Blaming and targeting LGBTI people

The two-page guidance lists other ways LGBTI people may be particularly vulnerable during the pandemic.

Examples of health care discrimination based on sexual orientation, or on gender identity or expression, have been extensively documented in many countries, which can increase COVID-19 risk for LGBTI people.

There have also been “scattered reports” about LGBTI people being blamed for the disease, while police in some countries have used COVID-19 directives to attack and target LGBTI organizations.

With lockdowns and other stay-at-home restrictions in place, many LGBTI youth are now confined in hostile environments with unsupportive family members, putting them at risk of violence or increasing their anxiety or depression.

Protecting everyone’s rights

The UN guidance identifies steps for national authorities and other stakeholders, such as ensuring support services and shelters remain available at this time.

“We know that efforts to tackle the pandemic will only work if everyone’s rights to life and health are protected”, said Ms. Bachelet.

“For LGBTI people, this means identifying and addressing the ways in which they are particularly vulnerable, ensuring they are not discriminated against, and finding solutions. It also means ensuring their voices are heard.”

Antisemitic hatred rising

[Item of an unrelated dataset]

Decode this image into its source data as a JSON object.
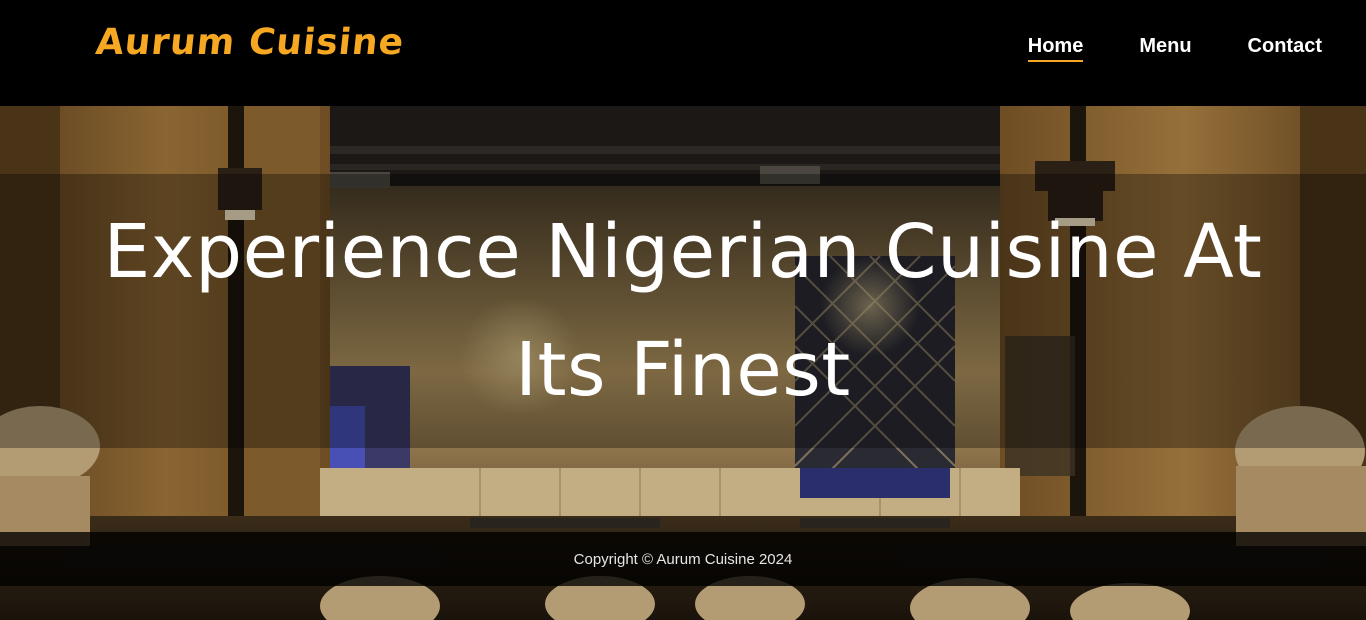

Meanwhile, a UN independent expert is highlighting the “alarming rise” in antisemitic hatred since the start of the COVID-19 crisis.

Ahmed Shaheed is concerned that some religious leaders and politicians continue to exploit the pandemic to spread hatred against Jews and other minorities.

Mr. Shaheed, who is the UN Special Rapporteur on freedom of religion or belief, called for people everywhere to reject antisemitism and other forms of intolerance and discrimination.

He urged States to work with Jewish communities and organisations to strengthen monitoring of hate speech or crimes, and to develop strategies to support victims of antisemitism.

“Countering online hate speech also will not succeed if the mainstream or social media do not take seriously the reports of cyberhate targeting the Jews and other minorities”, he added

“They must remove any posts that incite to hatred or violence in addition to identifying and reporting fake news.”

Mr. Shaheed was appointed as a Special Rapporteur by the UN Human Rights Council in 2016.

Special Rapporteurs report back to the Council on a specific human rights theme or country situation. They are not UN staff and do not receive a salary for their work.